◆ **What to produce**
Scan the data. Collect each line that contains the word "슬라이드".

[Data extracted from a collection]

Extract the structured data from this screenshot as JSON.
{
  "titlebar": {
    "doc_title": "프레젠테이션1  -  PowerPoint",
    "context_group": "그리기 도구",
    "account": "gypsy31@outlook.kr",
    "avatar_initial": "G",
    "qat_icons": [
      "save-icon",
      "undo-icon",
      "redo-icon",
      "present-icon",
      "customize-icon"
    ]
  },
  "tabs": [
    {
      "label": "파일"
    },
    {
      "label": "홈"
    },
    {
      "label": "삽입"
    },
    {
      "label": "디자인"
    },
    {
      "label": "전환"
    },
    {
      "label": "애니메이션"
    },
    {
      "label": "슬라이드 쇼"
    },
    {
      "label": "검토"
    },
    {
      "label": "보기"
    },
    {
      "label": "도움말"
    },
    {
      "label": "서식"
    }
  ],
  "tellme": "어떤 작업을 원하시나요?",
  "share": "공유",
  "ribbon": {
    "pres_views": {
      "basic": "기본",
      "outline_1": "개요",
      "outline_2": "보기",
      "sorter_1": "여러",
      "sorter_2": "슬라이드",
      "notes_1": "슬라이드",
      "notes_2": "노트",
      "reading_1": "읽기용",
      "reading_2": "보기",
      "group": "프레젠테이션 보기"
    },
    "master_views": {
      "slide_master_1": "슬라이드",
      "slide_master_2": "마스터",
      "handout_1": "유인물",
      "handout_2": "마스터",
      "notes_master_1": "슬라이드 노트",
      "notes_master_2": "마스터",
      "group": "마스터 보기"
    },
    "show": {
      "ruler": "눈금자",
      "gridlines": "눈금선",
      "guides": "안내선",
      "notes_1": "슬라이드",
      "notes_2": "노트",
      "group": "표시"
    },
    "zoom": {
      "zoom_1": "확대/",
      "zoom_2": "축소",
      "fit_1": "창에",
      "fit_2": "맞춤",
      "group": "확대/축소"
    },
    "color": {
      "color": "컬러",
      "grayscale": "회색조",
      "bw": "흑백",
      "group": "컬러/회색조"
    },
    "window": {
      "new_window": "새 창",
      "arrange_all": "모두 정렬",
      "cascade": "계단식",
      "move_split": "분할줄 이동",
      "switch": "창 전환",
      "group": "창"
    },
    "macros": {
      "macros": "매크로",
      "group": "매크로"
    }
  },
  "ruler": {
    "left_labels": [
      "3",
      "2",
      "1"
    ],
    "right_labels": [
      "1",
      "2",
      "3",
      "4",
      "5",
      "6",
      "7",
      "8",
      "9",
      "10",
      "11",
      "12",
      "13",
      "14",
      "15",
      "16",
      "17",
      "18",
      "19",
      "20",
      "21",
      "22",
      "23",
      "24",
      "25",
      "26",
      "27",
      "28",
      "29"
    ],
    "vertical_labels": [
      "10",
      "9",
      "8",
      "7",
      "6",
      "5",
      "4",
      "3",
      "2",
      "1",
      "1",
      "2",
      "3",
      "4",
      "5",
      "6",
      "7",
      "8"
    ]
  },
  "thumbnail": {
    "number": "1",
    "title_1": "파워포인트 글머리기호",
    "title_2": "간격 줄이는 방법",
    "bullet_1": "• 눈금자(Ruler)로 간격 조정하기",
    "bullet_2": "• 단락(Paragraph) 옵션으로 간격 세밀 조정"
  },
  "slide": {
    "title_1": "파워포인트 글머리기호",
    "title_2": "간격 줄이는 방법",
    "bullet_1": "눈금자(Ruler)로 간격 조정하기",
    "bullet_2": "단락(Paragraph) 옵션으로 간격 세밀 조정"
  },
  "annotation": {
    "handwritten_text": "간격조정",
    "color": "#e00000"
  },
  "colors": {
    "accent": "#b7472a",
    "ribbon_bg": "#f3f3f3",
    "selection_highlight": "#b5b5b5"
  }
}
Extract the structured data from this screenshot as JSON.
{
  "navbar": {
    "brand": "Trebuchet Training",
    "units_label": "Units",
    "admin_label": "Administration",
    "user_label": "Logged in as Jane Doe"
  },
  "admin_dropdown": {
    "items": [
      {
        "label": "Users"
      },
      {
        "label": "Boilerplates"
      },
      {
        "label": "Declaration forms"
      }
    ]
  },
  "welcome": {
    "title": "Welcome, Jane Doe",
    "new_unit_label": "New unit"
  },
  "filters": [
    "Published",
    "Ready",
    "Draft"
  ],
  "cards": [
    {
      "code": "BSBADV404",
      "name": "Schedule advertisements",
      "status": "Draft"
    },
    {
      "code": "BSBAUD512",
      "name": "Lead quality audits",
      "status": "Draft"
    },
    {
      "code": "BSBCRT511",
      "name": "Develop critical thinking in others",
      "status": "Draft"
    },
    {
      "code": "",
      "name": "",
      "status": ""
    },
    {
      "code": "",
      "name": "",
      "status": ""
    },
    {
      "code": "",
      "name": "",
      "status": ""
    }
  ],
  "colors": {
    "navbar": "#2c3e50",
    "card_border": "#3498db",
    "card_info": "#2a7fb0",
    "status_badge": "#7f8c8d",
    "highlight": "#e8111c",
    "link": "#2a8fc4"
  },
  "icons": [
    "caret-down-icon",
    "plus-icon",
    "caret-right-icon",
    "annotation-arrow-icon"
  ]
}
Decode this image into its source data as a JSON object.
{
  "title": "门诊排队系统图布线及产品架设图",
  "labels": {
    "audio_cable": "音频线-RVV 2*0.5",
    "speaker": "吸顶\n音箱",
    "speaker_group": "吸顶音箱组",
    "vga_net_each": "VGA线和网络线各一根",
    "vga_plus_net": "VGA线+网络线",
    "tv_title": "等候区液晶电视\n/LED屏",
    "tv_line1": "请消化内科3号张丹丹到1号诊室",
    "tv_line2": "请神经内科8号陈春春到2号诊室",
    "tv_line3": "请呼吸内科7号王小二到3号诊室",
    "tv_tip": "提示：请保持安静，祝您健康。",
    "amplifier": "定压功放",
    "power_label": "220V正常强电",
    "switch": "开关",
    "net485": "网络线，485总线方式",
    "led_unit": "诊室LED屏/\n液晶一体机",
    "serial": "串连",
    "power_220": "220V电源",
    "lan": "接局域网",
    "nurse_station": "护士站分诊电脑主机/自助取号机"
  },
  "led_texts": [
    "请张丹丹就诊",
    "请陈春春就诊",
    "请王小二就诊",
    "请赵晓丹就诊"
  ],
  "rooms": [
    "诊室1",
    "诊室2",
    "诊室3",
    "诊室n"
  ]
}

◆ **Exercise response**
      "label": "슬라이드 쇼"
      "sorter_2": "슬라이드",
      "notes_1": "슬라이드",
      "slide_master_1": "슬라이드",
      "notes_master_1": "슬라이드 노트",
      "notes_1": "슬라이드",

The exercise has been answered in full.